WORK TO COMPLETE: Scanning the entries below, copy every line that contains the word "value".

[Component data from apps and pages]
┏━━
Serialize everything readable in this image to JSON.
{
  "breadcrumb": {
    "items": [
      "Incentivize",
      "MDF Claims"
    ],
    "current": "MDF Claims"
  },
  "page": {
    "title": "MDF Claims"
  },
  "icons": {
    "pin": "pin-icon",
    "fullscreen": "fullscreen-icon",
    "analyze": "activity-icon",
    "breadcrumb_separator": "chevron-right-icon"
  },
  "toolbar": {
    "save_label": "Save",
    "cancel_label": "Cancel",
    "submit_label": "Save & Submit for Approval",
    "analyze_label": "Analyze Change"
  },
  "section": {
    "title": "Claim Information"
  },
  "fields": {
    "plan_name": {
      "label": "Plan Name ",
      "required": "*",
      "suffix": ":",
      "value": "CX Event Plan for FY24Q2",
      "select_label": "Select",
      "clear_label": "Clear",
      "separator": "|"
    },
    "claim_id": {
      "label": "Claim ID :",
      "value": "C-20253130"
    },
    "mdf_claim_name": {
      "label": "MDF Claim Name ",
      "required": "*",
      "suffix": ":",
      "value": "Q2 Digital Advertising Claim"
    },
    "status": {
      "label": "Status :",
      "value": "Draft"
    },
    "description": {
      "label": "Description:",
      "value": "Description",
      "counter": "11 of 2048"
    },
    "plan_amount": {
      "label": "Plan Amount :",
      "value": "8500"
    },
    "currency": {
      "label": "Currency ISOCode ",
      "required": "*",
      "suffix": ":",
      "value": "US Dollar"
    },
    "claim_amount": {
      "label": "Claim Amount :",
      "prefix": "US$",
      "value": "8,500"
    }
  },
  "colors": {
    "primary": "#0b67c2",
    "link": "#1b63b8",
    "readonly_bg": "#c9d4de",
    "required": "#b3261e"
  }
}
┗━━
TASK RESULT:
      "value": "CX Event Plan for FY24Q2",
      "value": "C-20253130"
      "value": "Q2 Digital Advertising Claim"
      "value": "Draft"
      "value": "Description",
      "value": "8500"
      "value": "US Dollar"
      "value": "8,500"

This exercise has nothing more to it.